Although the plane trip there was a disaster, and the food was not what I would have considered great, the Advanced permaculture course Edible Forest Gardening taught by Dave Jacke was; great that is.
Dave Jacke co-authored with Eric Toensmeier the award winning books Edible Forest Gardening. These books have literally been revolutionary in both the Permaculture, gardening, and landscape design itself.
Participants came from all over North America, and there were no fewer than 4 Canadians! three of us were from Ontario and one P.E.I native. The course was hosted by Cliff and Jen of Spiral Ridge Permaculture, an interesting place in itself. We were all going to help them figure out the direction of what to do next at Spiral Ridge.The course took place mainly at an intentional community called The Farm, an iconic place in itself.
Dave Jacke was the main teacher along with Penryn Craig, Matthew English, and Juliette Jones. Each teacher had unique experiences of their own to contribute.
Everyone at the course had a good understanding of how permaculture worked with many (including myself) being certified Permaculture designers. This made it possible to really focus on nuts and bolts design techniques. Intergrated into the the course was also about how to stay centred while doing this. Many learning techniques were used to help give us the best chance of deep and lasting learning.
One day we visited Solar Springs, Matthew’s place. He had some permaculture systems in place. It was very interesting to see what he had done from the choice of trees he had planted along his very long driveway to how he was building his house.
By the end of the course we had all created a design for Spiral Ridge Permaculture. Spiral Ridge is as it’s name implies, a ridge that includes steep slopes making it a challenging project. It had been clearcut only four years ago, but the carolinian forest was growing back nicely. It is approximately 6 acres so we had a choice of what kind of project we wanted to be a part of.
I was very part of the design team working on the larger scale project called the Interswale. The Interswale was a piece of land that is around 1 acre in size.
At times the steep slopes, pricking brambles and, and fear of chiggers made creating the Site Assessment challenging. But, the two teams that were working on the Interswale managed to get all the information we needed to move onto the analysis.
The two groups went back into teams and we then began our designs. My team; Jack, Zach, and myself poured over maps, books, and talked about possibilities for hours. We were up late for the short time we had to complete the finished design. Through the process of creating the design we all learned a lot about permaculture, design, and ourselves. I won’t sat it was easy, but it was incredibly rewarding. Presentations were made to clients Cliff and Jen who went away thrilled with all the new ideas.

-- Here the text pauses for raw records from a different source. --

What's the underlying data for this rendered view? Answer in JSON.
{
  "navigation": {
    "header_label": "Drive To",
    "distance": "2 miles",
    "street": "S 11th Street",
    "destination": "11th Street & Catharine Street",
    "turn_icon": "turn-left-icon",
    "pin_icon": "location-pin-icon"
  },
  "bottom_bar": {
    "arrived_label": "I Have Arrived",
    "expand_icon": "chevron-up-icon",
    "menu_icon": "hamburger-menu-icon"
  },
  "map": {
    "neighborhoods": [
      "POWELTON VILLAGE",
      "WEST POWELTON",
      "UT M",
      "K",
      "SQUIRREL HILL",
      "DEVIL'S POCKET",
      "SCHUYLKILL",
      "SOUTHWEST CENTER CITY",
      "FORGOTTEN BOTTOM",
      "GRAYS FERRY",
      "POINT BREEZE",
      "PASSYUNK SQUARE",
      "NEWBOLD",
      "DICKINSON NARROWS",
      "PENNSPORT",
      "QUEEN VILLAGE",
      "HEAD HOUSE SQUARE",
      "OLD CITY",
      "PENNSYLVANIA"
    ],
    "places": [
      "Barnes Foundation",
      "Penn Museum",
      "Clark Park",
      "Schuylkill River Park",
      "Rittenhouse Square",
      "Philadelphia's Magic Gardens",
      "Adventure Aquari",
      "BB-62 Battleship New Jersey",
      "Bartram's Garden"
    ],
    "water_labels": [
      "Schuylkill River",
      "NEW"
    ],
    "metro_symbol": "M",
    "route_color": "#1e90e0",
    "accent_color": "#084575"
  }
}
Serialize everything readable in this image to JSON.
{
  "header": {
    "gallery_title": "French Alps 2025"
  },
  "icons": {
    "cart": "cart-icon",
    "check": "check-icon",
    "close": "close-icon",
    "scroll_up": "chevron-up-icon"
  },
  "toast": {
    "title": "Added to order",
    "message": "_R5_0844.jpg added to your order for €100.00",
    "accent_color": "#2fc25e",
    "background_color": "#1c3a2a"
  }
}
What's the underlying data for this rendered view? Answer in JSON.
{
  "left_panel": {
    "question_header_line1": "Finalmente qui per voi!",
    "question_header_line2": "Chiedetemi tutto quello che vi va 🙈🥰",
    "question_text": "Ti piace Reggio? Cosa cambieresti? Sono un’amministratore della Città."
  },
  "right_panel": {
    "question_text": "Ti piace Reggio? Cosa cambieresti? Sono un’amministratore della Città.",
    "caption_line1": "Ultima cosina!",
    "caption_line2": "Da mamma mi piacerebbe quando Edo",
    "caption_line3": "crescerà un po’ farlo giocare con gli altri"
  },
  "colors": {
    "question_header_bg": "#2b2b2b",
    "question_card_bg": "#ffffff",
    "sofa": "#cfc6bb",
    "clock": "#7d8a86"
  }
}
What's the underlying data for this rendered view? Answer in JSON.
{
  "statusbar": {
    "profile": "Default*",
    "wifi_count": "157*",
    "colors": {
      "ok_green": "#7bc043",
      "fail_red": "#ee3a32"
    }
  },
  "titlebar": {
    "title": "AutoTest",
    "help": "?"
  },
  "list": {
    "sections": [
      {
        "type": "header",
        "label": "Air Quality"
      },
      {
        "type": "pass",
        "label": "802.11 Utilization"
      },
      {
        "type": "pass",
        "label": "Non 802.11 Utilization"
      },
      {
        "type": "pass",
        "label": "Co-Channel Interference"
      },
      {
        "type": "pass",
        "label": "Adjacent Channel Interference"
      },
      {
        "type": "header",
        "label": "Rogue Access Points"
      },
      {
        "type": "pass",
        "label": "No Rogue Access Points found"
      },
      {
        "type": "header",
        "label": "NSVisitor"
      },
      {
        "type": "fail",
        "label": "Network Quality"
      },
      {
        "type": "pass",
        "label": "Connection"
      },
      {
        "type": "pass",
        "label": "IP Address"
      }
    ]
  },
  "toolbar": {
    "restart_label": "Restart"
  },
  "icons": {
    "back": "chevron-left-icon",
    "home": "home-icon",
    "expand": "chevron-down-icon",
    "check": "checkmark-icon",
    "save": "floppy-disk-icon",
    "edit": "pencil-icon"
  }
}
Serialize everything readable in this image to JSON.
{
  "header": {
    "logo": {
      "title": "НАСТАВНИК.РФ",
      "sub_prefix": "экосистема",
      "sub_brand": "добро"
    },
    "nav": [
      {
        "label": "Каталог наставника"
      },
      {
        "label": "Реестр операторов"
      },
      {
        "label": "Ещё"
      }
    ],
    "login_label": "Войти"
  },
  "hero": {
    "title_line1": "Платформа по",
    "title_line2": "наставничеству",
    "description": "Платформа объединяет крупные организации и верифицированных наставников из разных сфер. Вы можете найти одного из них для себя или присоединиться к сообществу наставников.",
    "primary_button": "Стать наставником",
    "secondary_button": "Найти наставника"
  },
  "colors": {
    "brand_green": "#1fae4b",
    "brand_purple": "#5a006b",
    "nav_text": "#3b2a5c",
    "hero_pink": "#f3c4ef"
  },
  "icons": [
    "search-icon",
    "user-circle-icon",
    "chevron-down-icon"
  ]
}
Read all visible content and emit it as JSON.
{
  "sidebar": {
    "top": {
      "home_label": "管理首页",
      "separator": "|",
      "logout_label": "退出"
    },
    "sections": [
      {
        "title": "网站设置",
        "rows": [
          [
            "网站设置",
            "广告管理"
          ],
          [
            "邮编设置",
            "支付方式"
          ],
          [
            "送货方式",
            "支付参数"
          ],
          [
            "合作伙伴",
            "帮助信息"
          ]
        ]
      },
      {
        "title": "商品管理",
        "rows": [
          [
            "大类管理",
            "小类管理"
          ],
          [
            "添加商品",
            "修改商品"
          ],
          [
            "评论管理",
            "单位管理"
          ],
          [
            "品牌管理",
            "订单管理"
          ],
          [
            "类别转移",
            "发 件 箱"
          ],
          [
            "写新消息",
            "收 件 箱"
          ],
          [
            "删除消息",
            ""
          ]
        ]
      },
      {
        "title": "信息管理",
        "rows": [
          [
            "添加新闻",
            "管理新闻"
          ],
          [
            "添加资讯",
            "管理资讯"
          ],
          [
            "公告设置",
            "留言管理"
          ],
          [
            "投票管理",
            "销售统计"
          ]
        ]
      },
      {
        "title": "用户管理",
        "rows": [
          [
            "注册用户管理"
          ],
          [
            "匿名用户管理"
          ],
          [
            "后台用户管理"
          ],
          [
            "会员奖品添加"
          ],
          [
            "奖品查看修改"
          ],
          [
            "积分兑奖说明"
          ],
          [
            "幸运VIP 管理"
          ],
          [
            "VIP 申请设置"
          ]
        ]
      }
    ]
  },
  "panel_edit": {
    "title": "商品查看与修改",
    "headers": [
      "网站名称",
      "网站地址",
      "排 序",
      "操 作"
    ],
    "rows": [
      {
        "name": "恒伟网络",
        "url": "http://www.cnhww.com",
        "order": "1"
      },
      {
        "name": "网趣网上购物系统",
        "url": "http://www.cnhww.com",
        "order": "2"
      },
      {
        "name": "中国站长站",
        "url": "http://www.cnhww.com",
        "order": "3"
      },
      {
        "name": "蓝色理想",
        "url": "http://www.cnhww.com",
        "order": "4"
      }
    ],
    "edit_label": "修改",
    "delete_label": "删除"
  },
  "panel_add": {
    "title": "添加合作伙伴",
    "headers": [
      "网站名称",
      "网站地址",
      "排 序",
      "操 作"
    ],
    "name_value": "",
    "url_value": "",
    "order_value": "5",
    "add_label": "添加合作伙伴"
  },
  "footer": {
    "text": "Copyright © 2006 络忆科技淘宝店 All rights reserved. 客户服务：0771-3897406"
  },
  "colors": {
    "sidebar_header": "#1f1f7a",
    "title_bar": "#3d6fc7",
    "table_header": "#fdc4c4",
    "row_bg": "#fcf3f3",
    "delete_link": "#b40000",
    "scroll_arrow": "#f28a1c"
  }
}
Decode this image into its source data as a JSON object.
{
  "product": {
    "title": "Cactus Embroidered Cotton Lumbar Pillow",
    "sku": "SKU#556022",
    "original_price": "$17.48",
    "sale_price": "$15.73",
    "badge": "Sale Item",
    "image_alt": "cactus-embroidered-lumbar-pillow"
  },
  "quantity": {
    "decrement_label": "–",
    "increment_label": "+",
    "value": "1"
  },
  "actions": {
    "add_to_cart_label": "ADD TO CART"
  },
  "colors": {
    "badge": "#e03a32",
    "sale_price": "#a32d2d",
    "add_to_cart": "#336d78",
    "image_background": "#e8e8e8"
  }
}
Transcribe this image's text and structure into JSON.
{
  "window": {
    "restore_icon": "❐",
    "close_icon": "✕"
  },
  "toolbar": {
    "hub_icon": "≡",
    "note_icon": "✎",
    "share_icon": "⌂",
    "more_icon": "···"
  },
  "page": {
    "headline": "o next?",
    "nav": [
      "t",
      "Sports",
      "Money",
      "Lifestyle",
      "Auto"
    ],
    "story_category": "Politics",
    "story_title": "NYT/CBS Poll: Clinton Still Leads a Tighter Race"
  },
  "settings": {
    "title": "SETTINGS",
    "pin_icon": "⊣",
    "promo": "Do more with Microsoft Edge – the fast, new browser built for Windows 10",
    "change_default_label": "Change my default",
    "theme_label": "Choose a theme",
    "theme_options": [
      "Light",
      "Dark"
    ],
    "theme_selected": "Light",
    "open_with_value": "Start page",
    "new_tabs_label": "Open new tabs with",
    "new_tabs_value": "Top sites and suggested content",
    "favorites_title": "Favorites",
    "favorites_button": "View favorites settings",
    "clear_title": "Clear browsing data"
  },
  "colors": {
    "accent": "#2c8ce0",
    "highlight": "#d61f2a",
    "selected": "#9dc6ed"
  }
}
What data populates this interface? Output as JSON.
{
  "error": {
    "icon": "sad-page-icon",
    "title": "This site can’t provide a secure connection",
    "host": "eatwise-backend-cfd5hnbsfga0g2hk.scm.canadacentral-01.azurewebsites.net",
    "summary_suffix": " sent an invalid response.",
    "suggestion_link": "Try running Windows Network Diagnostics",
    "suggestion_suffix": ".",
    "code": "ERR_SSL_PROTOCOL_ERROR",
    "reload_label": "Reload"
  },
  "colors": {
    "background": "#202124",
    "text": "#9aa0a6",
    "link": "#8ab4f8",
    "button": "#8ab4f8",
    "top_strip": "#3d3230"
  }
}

I have now come away with a whole new perspective of both permaculture and edible forest gardening.Not only do I have ideas, but I know have a process to translate those ideas to paper.
I can see then next steps on our little farm and the direction I would like to go has become much clearer. I have also come home with a serious case of m envy. I HAVE to find some that grows in this climate. The bamboo was gorgeous and it was everywhere.